Word of the Year: ‘Tergiversate.’ Yeah, that’ll catch on.
“Tergiversate,” according to this HuffPo piece, is pronounced “ter-JIV-er-sate,” and means “to change repeatedly one’s attitude or opinions with respect to a cause, subject, etc.; equivocate.”
Greeaaaat. Just what we need, a big, ugly latinate word that means “flip-flop.” What’s wrong with equivocate? It’s a slightly less ugly latinate word with the same meaning.
And have you run into this word anywhere? HuffPo reports a single sighting (citing?), in the Times of London in August, where it was used “to describe the changing attitudes of stock markets.”
(Surely HuffPo means “attitudes toward stock markets?” Or perhaps, “attitudes of stock market traders?” Only sentient beings can have attitudes. Yikes! This subject is making me persnickety.)
Jay Schwartz, Dictionary.com’s Head of Content, defends this absurd selection of a word that you are most likely seeing here for the one and only time in your life, by telling HuffPo:
“We’re taking a stand on this choice….This word encompasses an sense of ‘flip flopping’ but it also implies a number of other complicating forces. Unlike ‘flip flop’, ‘tergiversate’ suggests a lack of intentionality – it’s a change in state more out of necessity, as new events happen at great speed, whether in the economy, politics or attitudes.”
Whatever. When has this ever been not the case? And yet we muddled through, I don’t know, the Great Depression, World War II, the Civil Rights era, Vietnam, the fall of the Soviet Union, and the entire Bush Administration, without resort to an ungainly archaic word.
The one thing tergiversate has going for it is its deep historical pedigree, which goes back to 1655 or thereabouts. But that’s it.
A Word of the Year should flow off the tongue, and it should immediately feel right. It should be almost onomatapoeic, with its sound at least cooperating with its meaning.
The sound of tergiversate cooperates with no meaning whatsoever. It’s like a scientific or medical or scholarly word, meant not to share meaning but to obscure it for the exclusive use of an in-group.
Like an indie film, it seems to lack enough beats — it needs another syllable or two to limber it up and let it flow from the front of the mouth.
I keep wanting to make it “tergiviscerate” — that scans better, doesn’t it? — which might be a word to describe what Barack Obama would do to Rick Perry in a presidential campaign debate (or Michelle Bachman or Herman Cain or even Mitt Romney, who, after all, is the reigning tergiversator-in-chief).

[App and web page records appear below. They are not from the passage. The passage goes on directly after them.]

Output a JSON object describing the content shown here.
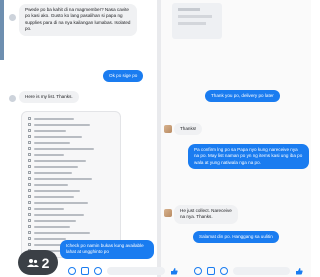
{
  "left_chat": {
    "messages": [
      {
        "type": "received",
        "text": "Pwede po ba kahit di na magmember? Nasa cavite po kasi ako. Gusto ko lang pasalihan si papa ng supplies para di na nya kailangan lumabas. Isolated po."
      },
      {
        "type": "sent",
        "text": "Ok po sige po"
      },
      {
        "type": "received",
        "text": "Here is my list. Thanks."
      },
      {
        "type": "sent",
        "text": "Icheck po namin bukas kung available lahat at ungghinto po"
      }
    ],
    "participants_count": "2"
  },
  "right_chat": {
    "messages": [
      {
        "type": "sent",
        "text": "Thank you po, delivery po later"
      },
      {
        "type": "received",
        "text": "Thanks!"
      },
      {
        "type": "sent",
        "text": "Pa confirm lng po sa Papa nyo kung nareceive nya na po. May list naman po yn ng items kasi ung iba po wala at yung natiwala nga na po."
      },
      {
        "type": "received",
        "text": "He just collect. Nareceive na nya. Thanks."
      },
      {
        "type": "sent",
        "text": "Salamat din po. Hanggang sa uulitin"
      }
    ]
  },
  "colors": {
    "sent_bubble": "#1a7cf0",
    "received_bubble": "#f0f1f3",
    "badge": "#3b4046"
  },
  "icons": [
    "participants-icon",
    "camera-icon",
    "image-icon",
    "sticker-icon",
    "gif-icon",
    "like-icon"
  ]
}
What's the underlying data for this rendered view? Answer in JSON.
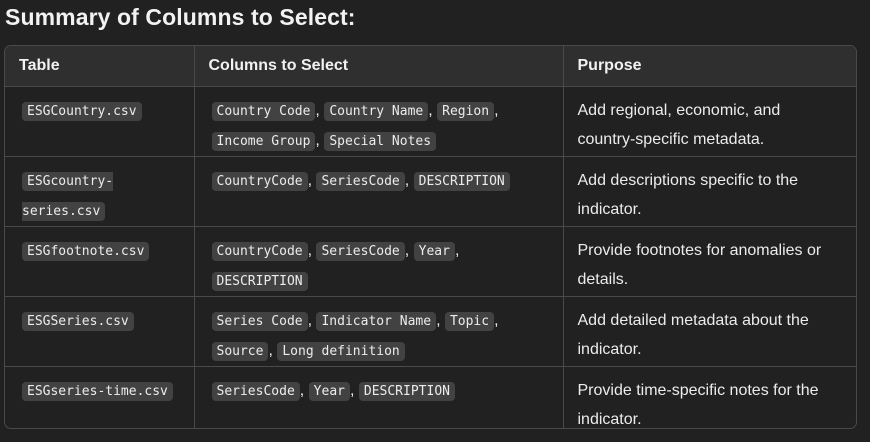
{
  "title": "Summary of Columns to Select:",
  "table": {
    "headers": [
      "Table",
      "Columns to Select",
      "Purpose"
    ],
    "rows": [
      {
        "table": "ESGCountry.csv",
        "columns": [
          "Country Code",
          "Country Name",
          "Region",
          "Income Group",
          "Special Notes"
        ],
        "purpose": "Add regional, economic, and country-specific metadata."
      },
      {
        "table": "ESGcountry-series.csv",
        "columns": [
          "CountryCode",
          "SeriesCode",
          "DESCRIPTION"
        ],
        "purpose": "Add descriptions specific to the indicator."
      },
      {
        "table": "ESGfootnote.csv",
        "columns": [
          "CountryCode",
          "SeriesCode",
          "Year",
          "DESCRIPTION"
        ],
        "purpose": "Provide footnotes for anomalies or details."
      },
      {
        "table": "ESGSeries.csv",
        "columns": [
          "Series Code",
          "Indicator Name",
          "Topic",
          "Source",
          "Long definition"
        ],
        "purpose": "Add detailed metadata about the indicator."
      },
      {
        "table": "ESGseries-time.csv",
        "columns": [
          "SeriesCode",
          "Year",
          "DESCRIPTION"
        ],
        "purpose": "Provide time-specific notes for the indicator."
      }
    ]
  },
  "colors": {
    "background": "#212121",
    "header_background": "#2f2f2f",
    "border": "#4a4a4a",
    "code_background": "#424242",
    "text": "#ececec"
  }
}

What’s more, a Word of the Year should be sexy and fun and fill a need we previously did not know existed. “Unfriend,” the 2009 WOTY chose by the Oxford Dictionary, fits most of these requirements. So does “locavore,” Oxford’s 2007 WOTY.
Of course, Merriam-Webster’s 2006 WOTY, “truthiness” –invented by TV comedian Steven Colbert — meets all these standards. It is (or should be) the consensus pick as best coinage of the millennium.
As you can see, dictionary outfits compete to anoint their own publicity-generating WOTY, with the American Dialect Society joining the ones already mentioned. Two cheers for capitalism, I suppose.
But I find it especially disappointing Dictionary.com has botched this year’s job so badly. Since I moved most of my work life online, Dictionary.com has become my go-to word reference guide.
Yes, the two-volume Compact Oxford is over there on the floor by the bookcase, and the beloved American Heritage remains enthroned on its corner dictionary stand.
Who has time to leave the keyboard to look up a word? Dictionary.com meets my needs without compromising my writerly principles, chiefly because it not only provides definitions, it provides definitions for all the nuances and forms and connotations of a word.
And what’s more important, it supplies etymologies for each term. A dictionary without etymology is not worth the trees that died to create it. Or in this case, the carbon spewed into the atmosphere to power the Internet.
Finally, while I’m berating my new friends at Dictionary.com (and no, I’m not going to unfriend them), let me say that the best words in the language, the ones that have the most power, are the 15 percent that come from the Anglo-Saxon origins of English. The 85 percent of latinate words, foisted upon the language by the Frenchifiers who accompanied William the Conqueror, are to be avoided whenever possible.
Writers are aware of this– good ones, at least. I suppose it’s too much to expect lexicographers to know it, too. Writers are the race car drivers of language. Lexicographers are the auto mechanics.